╔══
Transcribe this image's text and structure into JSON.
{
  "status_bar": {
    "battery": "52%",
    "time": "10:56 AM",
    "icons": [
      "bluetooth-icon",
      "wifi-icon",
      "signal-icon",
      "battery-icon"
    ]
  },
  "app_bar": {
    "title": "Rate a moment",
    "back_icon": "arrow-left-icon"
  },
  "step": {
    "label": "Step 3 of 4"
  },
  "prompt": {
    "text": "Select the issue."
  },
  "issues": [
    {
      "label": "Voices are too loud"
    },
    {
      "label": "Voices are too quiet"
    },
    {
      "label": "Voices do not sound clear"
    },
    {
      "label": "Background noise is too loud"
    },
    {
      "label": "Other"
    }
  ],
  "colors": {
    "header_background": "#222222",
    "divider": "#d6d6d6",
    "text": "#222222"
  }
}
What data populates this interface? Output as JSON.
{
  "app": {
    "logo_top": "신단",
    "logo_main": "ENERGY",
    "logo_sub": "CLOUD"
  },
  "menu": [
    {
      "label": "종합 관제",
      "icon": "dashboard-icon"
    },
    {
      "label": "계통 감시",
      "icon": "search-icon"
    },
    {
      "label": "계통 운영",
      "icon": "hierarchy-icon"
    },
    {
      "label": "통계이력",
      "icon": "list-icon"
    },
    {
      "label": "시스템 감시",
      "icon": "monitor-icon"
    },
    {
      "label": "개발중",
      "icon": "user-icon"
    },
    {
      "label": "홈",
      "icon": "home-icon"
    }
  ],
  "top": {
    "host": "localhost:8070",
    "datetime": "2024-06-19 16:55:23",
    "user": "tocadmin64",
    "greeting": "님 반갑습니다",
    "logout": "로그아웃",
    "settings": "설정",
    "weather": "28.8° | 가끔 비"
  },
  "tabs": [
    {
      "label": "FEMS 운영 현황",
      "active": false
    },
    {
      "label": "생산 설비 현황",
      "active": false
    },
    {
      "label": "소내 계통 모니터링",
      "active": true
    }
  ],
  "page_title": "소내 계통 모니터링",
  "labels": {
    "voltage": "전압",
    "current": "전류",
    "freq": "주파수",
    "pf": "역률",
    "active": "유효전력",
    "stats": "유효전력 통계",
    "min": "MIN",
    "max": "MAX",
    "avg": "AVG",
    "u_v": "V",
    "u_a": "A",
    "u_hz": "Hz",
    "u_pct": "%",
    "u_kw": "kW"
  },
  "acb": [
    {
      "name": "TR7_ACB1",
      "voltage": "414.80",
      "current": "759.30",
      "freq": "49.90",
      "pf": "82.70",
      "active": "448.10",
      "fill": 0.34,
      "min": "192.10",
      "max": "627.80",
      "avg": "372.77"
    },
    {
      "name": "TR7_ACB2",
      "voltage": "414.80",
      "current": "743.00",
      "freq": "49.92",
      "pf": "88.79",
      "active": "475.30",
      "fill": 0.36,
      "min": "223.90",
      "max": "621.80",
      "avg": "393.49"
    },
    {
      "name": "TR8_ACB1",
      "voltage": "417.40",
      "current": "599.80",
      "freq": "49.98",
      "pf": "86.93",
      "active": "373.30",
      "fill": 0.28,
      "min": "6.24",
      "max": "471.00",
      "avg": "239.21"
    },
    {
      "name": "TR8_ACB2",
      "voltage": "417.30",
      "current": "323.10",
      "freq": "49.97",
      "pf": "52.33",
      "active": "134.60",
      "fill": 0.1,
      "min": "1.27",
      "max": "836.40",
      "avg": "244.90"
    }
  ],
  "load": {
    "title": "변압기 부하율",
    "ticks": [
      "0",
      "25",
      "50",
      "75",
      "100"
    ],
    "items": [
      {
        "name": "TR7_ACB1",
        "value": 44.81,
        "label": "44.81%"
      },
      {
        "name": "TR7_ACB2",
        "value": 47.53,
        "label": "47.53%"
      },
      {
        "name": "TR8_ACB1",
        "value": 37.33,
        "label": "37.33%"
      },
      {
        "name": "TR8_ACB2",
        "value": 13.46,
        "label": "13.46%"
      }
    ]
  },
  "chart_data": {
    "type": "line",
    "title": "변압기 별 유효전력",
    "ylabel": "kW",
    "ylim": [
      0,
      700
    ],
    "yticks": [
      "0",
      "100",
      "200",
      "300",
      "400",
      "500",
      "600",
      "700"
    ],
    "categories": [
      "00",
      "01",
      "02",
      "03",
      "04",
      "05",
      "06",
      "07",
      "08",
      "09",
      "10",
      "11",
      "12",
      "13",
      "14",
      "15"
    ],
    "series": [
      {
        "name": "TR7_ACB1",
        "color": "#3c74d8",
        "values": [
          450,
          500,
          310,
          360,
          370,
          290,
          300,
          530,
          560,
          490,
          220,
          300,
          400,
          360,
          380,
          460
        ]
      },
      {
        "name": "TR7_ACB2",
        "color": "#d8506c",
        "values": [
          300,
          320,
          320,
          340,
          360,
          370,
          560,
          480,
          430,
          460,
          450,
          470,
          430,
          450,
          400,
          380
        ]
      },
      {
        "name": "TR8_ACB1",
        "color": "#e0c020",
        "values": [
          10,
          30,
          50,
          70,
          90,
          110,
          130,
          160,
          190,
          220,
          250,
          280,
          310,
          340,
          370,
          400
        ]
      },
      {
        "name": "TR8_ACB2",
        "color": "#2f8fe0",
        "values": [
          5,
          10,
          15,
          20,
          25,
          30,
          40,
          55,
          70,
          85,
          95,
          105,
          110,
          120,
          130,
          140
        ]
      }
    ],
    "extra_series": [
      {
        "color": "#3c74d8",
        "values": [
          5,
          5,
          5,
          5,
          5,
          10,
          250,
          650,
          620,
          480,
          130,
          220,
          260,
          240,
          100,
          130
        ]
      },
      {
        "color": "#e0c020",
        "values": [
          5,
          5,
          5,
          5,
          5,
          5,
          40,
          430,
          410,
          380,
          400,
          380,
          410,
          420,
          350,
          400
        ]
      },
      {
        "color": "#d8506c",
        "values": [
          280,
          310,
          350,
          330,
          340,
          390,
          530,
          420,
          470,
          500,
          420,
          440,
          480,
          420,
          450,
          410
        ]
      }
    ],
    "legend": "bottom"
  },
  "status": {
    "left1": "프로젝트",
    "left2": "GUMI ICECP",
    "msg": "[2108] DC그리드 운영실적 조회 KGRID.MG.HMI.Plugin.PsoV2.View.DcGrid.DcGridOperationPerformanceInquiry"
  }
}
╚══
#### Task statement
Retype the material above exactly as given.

#### Task result
Transcribe this image's text and structure into JSON.
{
  "status_bar": {
    "battery": "52%",
    "time": "10:56 AM",
    "icons": [
      "bluetooth-icon",
      "wifi-icon",
      "signal-icon",
      "battery-icon"
    ]
  },
  "app_bar": {
    "title": "Rate a moment",
    "back_icon": "arrow-left-icon"
  },
  "step": {
    "label": "Step 3 of 4"
  },
  "prompt": {
    "text": "Select the issue."
  },
  "issues": [
    {
      "label": "Voices are too loud"
    },
    {
      "label": "Voices are too quiet"
    },
    {
      "label": "Voices do not sound clear"
    },
    {
      "label": "Background noise is too loud"
    },
    {
      "label": "Other"
    }
  ],
  "colors": {
    "header_background": "#222222",
    "divider": "#d6d6d6",
    "text": "#222222"
  }
}
What data populates this interface? Output as JSON.
{
  "app": {
    "logo_top": "신단",
    "logo_main": "ENERGY",
    "logo_sub": "CLOUD"
  },
  "menu": [
    {
      "label": "종합 관제",
      "icon": "dashboard-icon"
    },
    {
      "label": "계통 감시",
      "icon": "search-icon"
    },
    {
      "label": "계통 운영",
      "icon": "hierarchy-icon"
    },
    {
      "label": "통계이력",
      "icon": "list-icon"
    },
    {
      "label": "시스템 감시",
      "icon": "monitor-icon"
    },
    {
      "label": "개발중",
      "icon": "user-icon"
    },
    {
      "label": "홈",
      "icon": "home-icon"
    }
  ],
  "top": {
    "host": "localhost:8070",
    "datetime": "2024-06-19 16:55:23",
    "user": "tocadmin64",
    "greeting": "님 반갑습니다",
    "logout": "로그아웃",
    "settings": "설정",
    "weather": "28.8° | 가끔 비"
  },
  "tabs": [
    {
      "label": "FEMS 운영 현황",
      "active": false
    },
    {
      "label": "생산 설비 현황",
      "active": false
    },
    {
      "label": "소내 계통 모니터링",
      "active": true
    }
  ],
  "page_title": "소내 계통 모니터링",
  "labels": {
    "voltage": "전압",
    "current": "전류",
    "freq": "주파수",
    "pf": "역률",
    "active": "유효전력",
    "stats": "유효전력 통계",
    "min": "MIN",
    "max": "MAX",
    "avg": "AVG",
    "u_v": "V",
    "u_a": "A",
    "u_hz": "Hz",
    "u_pct": "%",
    "u_kw": "kW"
  },
  "acb": [
    {
      "name": "TR7_ACB1",
      "voltage": "414.80",
      "current": "759.30",
      "freq": "49.90",
      "pf": "82.70",
      "active": "448.10",
      "fill": 0.34,
      "min": "192.10",
      "max": "627.80",
      "avg": "372.77"
    },
    {
      "name": "TR7_ACB2",
      "voltage": "414.80",
      "current": "743.00",
      "freq": "49.92",
      "pf": "88.79",
      "active": "475.30",
      "fill": 0.36,
      "min": "223.90",
      "max": "621.80",
      "avg": "393.49"
    },
    {
      "name": "TR8_ACB1",
      "voltage": "417.40",
      "current": "599.80",
      "freq": "49.98",
      "pf": "86.93",
      "active": "373.30",
      "fill": 0.28,
      "min": "6.24",
      "max": "471.00",
      "avg": "239.21"
    },
    {
      "name": "TR8_ACB2",
      "voltage": "417.30",
      "current": "323.10",
      "freq": "49.97",
      "pf": "52.33",
      "active": "134.60",
      "fill": 0.1,
      "min": "1.27",
      "max": "836.40",
      "avg": "244.90"
    }
  ],
  "load": {
    "title": "변압기 부하율",
    "ticks": [
      "0",
      "25",
      "50",
      "75",
      "100"
    ],
    "items": [
      {
        "name": "TR7_ACB1",
        "value": 44.81,
        "label": "44.81%"
      },
      {
        "name": "TR7_ACB2",
        "value": 47.53,
        "label": "47.53%"
      },
      {
        "name": "TR8_ACB1",
        "value": 37.33,
        "label": "37.33%"
      },
      {
        "name": "TR8_ACB2",
        "value": 13.46,
        "label": "13.46%"
      }
    ]
  },
  "chart_data": {
    "type": "line",
    "title": "변압기 별 유효전력",
    "ylabel": "kW",
    "ylim": [
      0,
      700
    ],
    "yticks": [
      "0",
      "100",
      "200",
      "300",
      "400",
      "500",
      "600",
      "700"
    ],
    "categories": [
      "00",
      "01",
      "02",
      "03",
      "04",
      "05",
      "06",
      "07",
      "08",
      "09",
      "10",
      "11",
      "12",
      "13",
      "14",
      "15"
    ],
    "series": [
      {
        "name": "TR7_ACB1",
        "color": "#3c74d8",
        "values": [
          450,
          500,
          310,
          360,
          370,
          290,
          300,
          530,
          560,
          490,
          220,
          300,
          400,
          360,
          380,
          460
        ]
      },
      {
        "name": "TR7_ACB2",
        "color": "#d8506c",
        "values": [
          300,
          320,
          320,
          340,
          360,
          370,
          560,
          480,
          430,
          460,
          450,
          470,
          430,
          450,
          400,
          380
        ]
      },
      {
        "name": "TR8_ACB1",
        "color": "#e0c020",
        "values": [
          10,
          30,
          50,
          70,
          90,
          110,
          130,
          160,
          190,
          220,
          250,
          280,
          310,
          340,
          370,
          400
        ]
      },
      {
        "name": "TR8_ACB2",
        "color": "#2f8fe0",
        "values": [
          5,
          10,
          15,
          20,
          25,
          30,
          40,
          55,
          70,
          85,
          95,
          105,
          110,
          120,
          130,
          140
        ]
      }
    ],
    "extra_series": [
      {
        "color": "#3c74d8",
        "values": [
          5,
          5,
          5,
          5,
          5,
          10,
          250,
          650,
          620,
          480,
          130,
          220,
          260,
          240,
          100,
          130
        ]
      },
      {
        "color": "#e0c020",
        "values": [
          5,
          5,
          5,
          5,
          5,
          5,
          40,
          430,
          410,
          380,
          400,
          380,
          410,
          420,
          350,
          400
        ]
      },
      {
        "color": "#d8506c",
        "values": [
          280,
          310,
          350,
          330,
          340,
          390,
          530,
          420,
          470,
          500,
          420,
          440,
          480,
          420,
          450,
          410
        ]
      }
    ],
    "legend": "bottom"
  },
  "status": {
    "left1": "프로젝트",
    "left2": "GUMI ICECP",
    "msg": "[2108] DC그리드 운영실적 조회 KGRID.MG.HMI.Plugin.PsoV2.View.DcGrid.DcGridOperationPerformanceInquiry"
  }
}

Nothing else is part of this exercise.